read more

1. Introduction. Talking to Strangers: Classical Readings and the Modern Self

pdf iconDownload PDF

pp. 1-26

The project that gave rise to this book started as a conversation; conversations marked its progress and this book is, ultimately, a form of literary conversation. The conversation started with a casual remark, a gesture of incomprehension on the part of a historian faced with a literary text. ...

read more

2. Home Alone: Terror and Power

pdf iconDownload PDF

pp. 27-64

In his account of the year of four emperors in Rome, when we are approaching the final acts of the civil conflict, Tacitus takes us with Vitellius, the defeated emperor, on a last journey from his private residence to the imperial palace, a journey that reverses his surprising political trajectory. ...

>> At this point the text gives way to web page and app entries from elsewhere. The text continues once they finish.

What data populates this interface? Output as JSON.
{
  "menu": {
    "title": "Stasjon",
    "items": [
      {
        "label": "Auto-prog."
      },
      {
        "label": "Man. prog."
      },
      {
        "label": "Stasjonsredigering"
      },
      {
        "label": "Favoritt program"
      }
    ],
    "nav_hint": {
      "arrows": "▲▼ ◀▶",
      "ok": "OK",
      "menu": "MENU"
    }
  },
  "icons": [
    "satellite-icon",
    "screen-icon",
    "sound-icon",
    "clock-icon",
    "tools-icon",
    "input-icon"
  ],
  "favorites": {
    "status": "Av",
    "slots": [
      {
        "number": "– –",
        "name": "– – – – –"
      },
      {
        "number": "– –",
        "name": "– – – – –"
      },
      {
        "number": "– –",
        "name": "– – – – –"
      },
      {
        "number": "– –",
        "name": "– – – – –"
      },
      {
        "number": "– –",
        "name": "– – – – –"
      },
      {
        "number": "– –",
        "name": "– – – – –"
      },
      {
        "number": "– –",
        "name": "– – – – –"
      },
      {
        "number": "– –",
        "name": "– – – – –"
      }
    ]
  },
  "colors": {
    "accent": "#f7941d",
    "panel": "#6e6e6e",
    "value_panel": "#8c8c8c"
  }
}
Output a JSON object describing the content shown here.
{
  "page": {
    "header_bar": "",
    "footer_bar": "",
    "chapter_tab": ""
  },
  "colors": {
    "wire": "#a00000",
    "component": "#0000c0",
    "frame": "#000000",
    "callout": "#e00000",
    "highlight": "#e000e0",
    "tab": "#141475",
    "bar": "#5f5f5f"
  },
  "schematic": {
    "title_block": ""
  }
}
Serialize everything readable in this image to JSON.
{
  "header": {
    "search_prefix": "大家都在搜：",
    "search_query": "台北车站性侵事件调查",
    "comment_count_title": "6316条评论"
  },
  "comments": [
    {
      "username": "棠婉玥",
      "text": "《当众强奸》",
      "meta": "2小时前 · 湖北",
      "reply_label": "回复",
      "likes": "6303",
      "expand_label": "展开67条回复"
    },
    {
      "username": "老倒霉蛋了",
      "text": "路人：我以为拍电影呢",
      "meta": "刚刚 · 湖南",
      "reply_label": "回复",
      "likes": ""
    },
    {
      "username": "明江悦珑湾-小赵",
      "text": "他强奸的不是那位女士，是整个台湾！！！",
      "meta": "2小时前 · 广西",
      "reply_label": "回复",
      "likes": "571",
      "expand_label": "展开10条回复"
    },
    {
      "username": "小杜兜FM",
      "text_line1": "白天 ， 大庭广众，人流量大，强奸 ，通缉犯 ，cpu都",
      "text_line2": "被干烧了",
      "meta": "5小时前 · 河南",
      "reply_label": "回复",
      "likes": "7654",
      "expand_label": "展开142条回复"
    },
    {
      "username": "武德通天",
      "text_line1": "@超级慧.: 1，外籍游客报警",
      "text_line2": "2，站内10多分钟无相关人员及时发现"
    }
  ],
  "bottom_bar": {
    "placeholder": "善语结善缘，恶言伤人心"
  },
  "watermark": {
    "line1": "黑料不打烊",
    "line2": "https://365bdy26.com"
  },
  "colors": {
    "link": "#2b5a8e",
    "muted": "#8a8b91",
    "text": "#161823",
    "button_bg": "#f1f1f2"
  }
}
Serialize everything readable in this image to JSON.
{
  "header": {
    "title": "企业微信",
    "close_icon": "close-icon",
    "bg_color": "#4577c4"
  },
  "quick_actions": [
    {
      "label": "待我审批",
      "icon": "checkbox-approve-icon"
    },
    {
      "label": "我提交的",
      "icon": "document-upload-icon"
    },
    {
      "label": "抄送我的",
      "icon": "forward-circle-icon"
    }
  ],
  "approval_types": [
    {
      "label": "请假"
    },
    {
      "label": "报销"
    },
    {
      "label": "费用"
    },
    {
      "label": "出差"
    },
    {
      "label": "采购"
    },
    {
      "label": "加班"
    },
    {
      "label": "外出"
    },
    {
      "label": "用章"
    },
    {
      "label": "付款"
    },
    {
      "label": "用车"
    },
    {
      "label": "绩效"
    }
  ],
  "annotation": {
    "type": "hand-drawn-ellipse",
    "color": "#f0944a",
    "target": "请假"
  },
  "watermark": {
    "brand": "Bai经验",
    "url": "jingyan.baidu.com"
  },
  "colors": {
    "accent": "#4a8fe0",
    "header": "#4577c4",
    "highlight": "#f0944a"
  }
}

read more

3. Death and Love: Rationality and Passion

pdf iconDownload PDF

pp. 65-106

In Ep. V 3, Pliny writes to Aristo to defend himself in response to a report of a literary discussion held at Aristo’s house. The discussion centered on Pliny’s poetry. There were some “who did not disapprove of the writings themselves, but castigated me [Pliny] in a friendly and straightforward manner, since I wrote and recited them.” ...

read more

4. Private Partners and Family Dramas

pdf iconDownload PDF

pp. 107-140

After the highly artificial treatment of the poetry of homosexual desire, discussed in the previous chapter, Pliny’s very next letter continues the theme of love. ...

read more

5. Living with the Past: Tradition, Invention, and History

pdf iconDownload PDF

pp. 141-192

By the ninth book of his letters, Pliny seems obsessed by fama (fame). For Pliny, fama, unlike our fame, was not transient; it was his ticket to immortality, and in a world of transience his immortality was to be earned through literature. In a letter to Valerius Paulinus (IX 3), Pliny speaks of having “the prize of immortality before his eyes” ...

read more

6. Imperial Dreams: Being Roman in a World Empire

pdf iconDownload PDF

pp. 193-224

Throughout this book we have been exploring the relationship between the symbolic economy and individuals. We have searched for fissures and the incompleteness of symbolic economy, and looked at how that economy is restructured or even denied in a series of ‘scenes.’ ...

read more

7. Epilogue

pdf iconDownload PDF

pp. 225-230

This book is an experiment in reading without rules. We read across genres and, to a certain extent, across periods. We read in conjunction with texts of modernity, and texts of contemporary philosophy. We read open to connections and resonances. We read to explore texts which surprise and even shock. ...

Bibliography

pdf iconDownload PDF

pp. 231-240

Index

pdf iconDownload PDF

pp. 241-247